Also, it seems to have filled my head with phlegm that then got … phlegmatic. Not quite congealed, but on its way in that direction. Desperate for relief, this led me to try something new.
OK, a neti pot is actually a very old treatment, but its use is new to me. Also, it’s apparently mainstream enough that you can find it in Walgreen’s, and that the package insert claims that “it has been clinically proven to provide effective relief for uncomfortable sinus and nasal conditions and promote better breathing”.
So, the idea is that you a warm saline solution plus gravity to wash your sinus passages. The neti pot is like a little watering can that lets you introduce that warm saline into one nostril. It flows from the nostril into a sinus passage and out the other nostril, at least provided that your head is titled to offer that other nostril as the gravitationally preferred exit route. (Keeping your mouth open and breathing through it as you do it helps prevent the saline from draining into your mouth.)

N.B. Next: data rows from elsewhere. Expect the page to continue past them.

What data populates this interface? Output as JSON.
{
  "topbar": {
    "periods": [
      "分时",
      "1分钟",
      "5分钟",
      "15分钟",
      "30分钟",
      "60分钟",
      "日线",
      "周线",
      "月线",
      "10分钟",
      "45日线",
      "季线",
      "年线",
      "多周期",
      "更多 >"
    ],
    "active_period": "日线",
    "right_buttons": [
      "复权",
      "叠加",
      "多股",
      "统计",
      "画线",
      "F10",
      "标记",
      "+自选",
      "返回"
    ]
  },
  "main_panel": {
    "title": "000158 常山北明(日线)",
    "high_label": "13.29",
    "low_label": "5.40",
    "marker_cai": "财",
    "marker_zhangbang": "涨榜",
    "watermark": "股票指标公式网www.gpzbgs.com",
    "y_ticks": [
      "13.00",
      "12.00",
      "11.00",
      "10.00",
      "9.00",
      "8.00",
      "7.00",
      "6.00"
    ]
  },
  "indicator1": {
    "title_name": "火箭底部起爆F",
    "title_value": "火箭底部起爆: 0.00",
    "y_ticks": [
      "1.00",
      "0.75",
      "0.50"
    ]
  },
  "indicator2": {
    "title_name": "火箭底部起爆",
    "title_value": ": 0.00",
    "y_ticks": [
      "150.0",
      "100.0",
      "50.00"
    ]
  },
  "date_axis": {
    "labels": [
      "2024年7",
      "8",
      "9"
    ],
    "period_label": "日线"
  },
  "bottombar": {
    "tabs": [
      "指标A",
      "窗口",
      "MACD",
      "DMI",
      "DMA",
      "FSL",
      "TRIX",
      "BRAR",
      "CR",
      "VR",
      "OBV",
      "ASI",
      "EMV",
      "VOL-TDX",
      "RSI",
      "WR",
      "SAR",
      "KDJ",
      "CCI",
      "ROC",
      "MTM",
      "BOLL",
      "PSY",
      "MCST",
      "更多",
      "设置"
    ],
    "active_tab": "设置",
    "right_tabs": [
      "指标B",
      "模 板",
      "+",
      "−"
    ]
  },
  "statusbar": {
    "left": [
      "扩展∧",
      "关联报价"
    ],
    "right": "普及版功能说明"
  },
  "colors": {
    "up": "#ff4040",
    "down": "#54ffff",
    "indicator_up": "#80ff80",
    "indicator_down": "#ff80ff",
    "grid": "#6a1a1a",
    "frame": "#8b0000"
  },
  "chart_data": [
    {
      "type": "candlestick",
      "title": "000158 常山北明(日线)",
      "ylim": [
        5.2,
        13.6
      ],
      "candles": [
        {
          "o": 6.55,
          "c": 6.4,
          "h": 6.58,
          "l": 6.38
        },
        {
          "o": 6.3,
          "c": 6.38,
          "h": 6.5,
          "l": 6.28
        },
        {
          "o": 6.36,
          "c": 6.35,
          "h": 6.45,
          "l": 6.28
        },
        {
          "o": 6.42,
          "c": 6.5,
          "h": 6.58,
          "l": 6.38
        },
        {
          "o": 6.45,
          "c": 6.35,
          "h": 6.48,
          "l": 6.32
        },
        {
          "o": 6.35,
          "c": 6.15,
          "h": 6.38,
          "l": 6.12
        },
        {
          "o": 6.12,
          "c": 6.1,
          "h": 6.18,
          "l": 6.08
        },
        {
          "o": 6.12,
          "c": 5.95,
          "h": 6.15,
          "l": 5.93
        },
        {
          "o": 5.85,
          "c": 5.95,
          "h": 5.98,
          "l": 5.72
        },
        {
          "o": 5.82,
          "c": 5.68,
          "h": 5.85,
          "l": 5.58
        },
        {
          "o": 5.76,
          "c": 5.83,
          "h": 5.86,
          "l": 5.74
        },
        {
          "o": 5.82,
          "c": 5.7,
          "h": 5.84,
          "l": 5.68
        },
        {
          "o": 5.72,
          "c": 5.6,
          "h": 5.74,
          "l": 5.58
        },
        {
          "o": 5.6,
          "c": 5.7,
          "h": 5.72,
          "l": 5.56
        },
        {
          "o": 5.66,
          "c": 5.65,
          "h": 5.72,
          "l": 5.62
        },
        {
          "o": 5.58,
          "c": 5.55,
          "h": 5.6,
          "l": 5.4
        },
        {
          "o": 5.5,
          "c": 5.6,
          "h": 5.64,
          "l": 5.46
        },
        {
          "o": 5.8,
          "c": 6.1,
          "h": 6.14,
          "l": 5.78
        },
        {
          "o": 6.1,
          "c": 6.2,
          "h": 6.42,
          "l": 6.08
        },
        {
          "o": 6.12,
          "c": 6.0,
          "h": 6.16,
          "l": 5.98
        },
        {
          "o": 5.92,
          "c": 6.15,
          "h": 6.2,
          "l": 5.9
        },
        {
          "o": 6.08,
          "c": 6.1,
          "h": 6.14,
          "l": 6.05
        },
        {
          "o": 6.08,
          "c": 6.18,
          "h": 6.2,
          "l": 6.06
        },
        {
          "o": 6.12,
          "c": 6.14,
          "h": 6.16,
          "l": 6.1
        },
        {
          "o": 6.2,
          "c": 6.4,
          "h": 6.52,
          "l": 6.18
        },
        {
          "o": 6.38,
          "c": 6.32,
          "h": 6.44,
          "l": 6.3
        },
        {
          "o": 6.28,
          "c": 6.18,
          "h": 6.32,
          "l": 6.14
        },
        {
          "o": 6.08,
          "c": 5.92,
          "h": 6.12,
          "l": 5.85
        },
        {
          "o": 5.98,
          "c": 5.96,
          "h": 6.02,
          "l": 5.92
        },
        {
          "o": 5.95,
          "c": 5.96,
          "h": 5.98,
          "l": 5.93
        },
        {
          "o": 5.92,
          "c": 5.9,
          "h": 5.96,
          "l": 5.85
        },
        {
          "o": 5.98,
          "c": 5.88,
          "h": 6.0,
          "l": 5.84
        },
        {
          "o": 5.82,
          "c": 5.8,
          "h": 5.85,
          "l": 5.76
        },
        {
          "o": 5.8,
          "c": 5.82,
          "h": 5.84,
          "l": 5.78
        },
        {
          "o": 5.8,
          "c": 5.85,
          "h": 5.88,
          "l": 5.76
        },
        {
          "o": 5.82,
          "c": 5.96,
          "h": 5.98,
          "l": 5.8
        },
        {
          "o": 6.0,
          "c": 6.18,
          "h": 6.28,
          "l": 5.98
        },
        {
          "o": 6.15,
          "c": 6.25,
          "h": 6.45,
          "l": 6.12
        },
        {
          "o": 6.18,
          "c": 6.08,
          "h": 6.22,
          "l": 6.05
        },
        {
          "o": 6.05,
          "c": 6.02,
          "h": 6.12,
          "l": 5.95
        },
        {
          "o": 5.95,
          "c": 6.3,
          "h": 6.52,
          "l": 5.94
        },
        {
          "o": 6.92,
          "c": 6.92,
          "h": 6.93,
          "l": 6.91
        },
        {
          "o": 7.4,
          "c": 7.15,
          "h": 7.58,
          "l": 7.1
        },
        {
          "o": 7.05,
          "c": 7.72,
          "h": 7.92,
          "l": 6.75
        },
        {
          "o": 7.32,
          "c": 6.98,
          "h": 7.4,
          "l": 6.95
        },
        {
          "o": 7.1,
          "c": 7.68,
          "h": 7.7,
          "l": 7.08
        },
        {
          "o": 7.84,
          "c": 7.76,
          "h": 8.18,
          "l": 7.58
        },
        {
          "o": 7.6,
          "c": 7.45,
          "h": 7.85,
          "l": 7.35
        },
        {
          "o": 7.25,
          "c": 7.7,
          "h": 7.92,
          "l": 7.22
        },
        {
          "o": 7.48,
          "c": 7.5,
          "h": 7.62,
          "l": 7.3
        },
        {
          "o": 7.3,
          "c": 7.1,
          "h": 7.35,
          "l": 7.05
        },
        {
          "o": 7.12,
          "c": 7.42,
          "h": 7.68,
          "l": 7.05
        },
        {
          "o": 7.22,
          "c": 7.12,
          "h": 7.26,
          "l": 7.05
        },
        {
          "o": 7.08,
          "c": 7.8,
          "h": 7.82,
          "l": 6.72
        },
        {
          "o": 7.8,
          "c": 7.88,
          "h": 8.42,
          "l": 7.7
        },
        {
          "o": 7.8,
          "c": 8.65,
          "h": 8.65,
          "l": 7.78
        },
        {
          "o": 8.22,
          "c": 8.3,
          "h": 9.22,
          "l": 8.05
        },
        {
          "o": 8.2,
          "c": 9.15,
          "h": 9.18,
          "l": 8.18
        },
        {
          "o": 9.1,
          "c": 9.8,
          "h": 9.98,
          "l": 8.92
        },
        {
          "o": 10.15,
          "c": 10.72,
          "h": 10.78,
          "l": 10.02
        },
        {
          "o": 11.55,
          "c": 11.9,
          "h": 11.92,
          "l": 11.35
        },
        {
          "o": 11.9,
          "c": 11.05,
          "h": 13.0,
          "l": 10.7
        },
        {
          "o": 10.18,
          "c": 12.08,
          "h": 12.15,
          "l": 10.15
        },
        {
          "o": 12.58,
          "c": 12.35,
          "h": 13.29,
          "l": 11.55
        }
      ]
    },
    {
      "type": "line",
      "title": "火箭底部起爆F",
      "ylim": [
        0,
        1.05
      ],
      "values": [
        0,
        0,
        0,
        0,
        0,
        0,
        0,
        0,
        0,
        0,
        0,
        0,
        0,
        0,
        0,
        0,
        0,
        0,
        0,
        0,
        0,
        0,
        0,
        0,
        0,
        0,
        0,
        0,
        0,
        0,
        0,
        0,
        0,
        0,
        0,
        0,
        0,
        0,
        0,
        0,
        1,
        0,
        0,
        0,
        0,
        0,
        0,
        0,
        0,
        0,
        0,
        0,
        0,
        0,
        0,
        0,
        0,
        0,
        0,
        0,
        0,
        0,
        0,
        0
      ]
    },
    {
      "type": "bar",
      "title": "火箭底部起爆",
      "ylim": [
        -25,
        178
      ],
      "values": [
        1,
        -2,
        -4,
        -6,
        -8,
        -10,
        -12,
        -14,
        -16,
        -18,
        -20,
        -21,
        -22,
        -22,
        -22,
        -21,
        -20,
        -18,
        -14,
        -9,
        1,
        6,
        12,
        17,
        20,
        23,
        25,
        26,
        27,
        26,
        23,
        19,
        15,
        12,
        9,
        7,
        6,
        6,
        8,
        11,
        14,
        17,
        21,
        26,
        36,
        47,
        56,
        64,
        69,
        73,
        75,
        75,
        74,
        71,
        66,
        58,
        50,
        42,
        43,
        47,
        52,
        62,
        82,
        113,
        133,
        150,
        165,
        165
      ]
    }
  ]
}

Then, you repeat the process introducing saline into the other nostril. (“What, you can’t do both sides at once?” asked my better half. I chose to interpret that as a question asked from ignorance rather than a desire to make sport of a sick person.)
Watching this video demonstration made the process somewhat more intuitive to perform myself:
Let the record reflect that I skipped the calisthenics demonstrated near the end.
Some observations from a neti n00b:
First off, cramming the spout into my nostril was kind of uncomfortable. I have never thought of my nose as petite, and I’m guessing that there are plenty of folks out there with smaller nostrils than mine (especially as the packaging indicates that this product can be used by adults and children 4 years and over). I’m wondering if maybe there’s an adapter for smaller nostrils? I’m guessing, though, that it’s supposed to be a snug fit to help force the saline into the nasal passage rather than letting it dribble out around the entry nostril.
I suppose it’s also possible that my nostrils are kind of swollen on account of the cold. If I were a regular neti user while healthy, maybe there would be less difficulty with insertion.
OK, next, enjoying the sensation of the water flowing through? I’m not sure “enjoying” would make the top ten list of best words to describe the sensation. It did give me a little bit of a flashback to wave-jumping in my youth (or more precisely, to the sensation I’d get in my head when I’d been knocked underwater by a hard wave and was doing my level best not to end up with a lung full of saltwater). It wasn’t painful, but it wasn’t really relaxing, either. Maybe with practice it will be more compatible with being relaxed.
In the immediate aftermath of the nasal irrigation, it was easier to breathe freely. My nose was less stuffed up, albeit more runny. However, this didn’t last very long. I suspect part of it has to do with the miscibility of mucus (of varying thickness) and saline — some snot flowed out with the salt water, but not all of it. As well, my head is currently configured as a factory to make more mucus, so even if irrigation shipped all of what was in my nasal passages out, those nasal passages would be restocked in no time.
The neti pot may deliver temporary relief, but it is not magic. (That the package indicates you can use it as frequently as every 2 hours suggests as much.)
However, I’m hopeful that, as I’m in the stage of this cold where the mucus gets thick and sluggish, the neti pot will help me move things through effectively enough that the yummy thick mucus in my sinuses will not become the site of a secondary infection. Sinus infections can make grading (indeed, even drawing breath) a lot less fun.
Finally, here is the video demonstration I almost watched before my first use of the neti pot:
Please don’t try this at home.